This post is a continuation of the previous post on Array Reification. Today, I am going to discuss about some important principles on Array Reification.
Let’s have a look at the following example code to convert a collection to an array.
If you run the aforementioned example in Java 1.8.0_71 (as it is the currently installed Java JDK in my local machine), you would encounter a ClassCastException at runtime.
Along with it, you would also encounter an Unchecked Cast warning as follows.
If you look closely to the exception that it encounters,
it clearly states that Object array can not be casted to String array because the actual type of the array is an Object array and in runtime while casting it to String array, causes the exception.

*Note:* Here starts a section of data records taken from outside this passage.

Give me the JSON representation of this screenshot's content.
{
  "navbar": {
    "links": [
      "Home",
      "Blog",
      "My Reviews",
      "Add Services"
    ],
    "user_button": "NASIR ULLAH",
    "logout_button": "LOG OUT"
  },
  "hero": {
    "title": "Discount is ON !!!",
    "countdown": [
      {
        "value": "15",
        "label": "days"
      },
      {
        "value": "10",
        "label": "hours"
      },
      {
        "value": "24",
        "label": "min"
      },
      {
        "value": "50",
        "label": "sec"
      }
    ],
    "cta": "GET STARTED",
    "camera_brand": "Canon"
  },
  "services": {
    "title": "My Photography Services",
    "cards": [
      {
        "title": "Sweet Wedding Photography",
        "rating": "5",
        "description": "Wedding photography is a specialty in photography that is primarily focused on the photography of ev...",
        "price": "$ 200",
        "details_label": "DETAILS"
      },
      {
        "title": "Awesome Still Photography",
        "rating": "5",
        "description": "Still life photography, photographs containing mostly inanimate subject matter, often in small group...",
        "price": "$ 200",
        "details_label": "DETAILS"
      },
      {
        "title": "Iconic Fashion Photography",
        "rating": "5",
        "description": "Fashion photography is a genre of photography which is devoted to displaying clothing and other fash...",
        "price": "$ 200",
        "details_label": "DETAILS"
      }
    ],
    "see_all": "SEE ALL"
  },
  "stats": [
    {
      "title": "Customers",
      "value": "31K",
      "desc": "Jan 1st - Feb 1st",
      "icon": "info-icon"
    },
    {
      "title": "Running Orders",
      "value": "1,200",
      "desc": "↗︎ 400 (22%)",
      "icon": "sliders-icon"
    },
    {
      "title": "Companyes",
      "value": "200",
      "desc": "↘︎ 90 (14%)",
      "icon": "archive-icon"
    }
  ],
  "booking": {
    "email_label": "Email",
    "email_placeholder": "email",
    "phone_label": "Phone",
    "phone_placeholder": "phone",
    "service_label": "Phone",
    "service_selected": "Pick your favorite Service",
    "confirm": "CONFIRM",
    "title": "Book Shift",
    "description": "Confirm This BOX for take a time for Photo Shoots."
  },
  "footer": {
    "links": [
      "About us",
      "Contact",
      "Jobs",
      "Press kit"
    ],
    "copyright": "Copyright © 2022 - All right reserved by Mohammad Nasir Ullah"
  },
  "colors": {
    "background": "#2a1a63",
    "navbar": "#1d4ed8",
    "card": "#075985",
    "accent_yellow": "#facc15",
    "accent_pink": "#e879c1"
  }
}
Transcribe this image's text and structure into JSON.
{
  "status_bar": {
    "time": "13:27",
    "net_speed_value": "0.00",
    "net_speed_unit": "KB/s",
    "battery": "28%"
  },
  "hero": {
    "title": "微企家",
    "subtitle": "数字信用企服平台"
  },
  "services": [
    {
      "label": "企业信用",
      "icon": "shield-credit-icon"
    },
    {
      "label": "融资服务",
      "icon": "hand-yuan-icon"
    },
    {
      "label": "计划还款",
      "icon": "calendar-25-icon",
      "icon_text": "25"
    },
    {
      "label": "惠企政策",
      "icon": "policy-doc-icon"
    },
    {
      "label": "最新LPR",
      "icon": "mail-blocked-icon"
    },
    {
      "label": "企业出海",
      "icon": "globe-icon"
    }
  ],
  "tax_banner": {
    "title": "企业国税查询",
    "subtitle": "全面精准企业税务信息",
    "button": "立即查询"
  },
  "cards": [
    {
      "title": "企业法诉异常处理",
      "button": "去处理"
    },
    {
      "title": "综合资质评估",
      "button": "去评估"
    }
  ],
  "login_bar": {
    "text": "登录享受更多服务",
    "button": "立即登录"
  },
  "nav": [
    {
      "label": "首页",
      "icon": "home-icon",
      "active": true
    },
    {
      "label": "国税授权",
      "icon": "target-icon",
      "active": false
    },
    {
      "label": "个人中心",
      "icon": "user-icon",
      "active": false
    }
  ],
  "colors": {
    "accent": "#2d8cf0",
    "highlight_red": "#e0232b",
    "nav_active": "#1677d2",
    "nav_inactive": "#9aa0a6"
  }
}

Even though the actual array provided in main method is a String array, while assigning the converted array to a String Array fails because the actual reified type is an Object array. The actual reified type should have been String array.
Principle of Truth in Advertising
The reified type of an array must be a subtype of its erasure
So, according to this principle, in the previous problem, T has been bound to String but the reified type of the array is still Object and hence the exception occurs.
Casts inserted automatically by erasure will never fail unless your application code has Unchecked Cast Warning message
This clearly states that due to erasure, the casts will never fail in runtime unless your code has the Unchecked Cast Warning messages and in our example, we do have an Unchecked Cast Warning which causes the ClassCastException in runtime.
Unchecked Cast Warning
Just as a reference to what Unchecked Cast Warning is. It is a compiler warning message due to any cast from a non-qualified type to a generic type or vice-versa.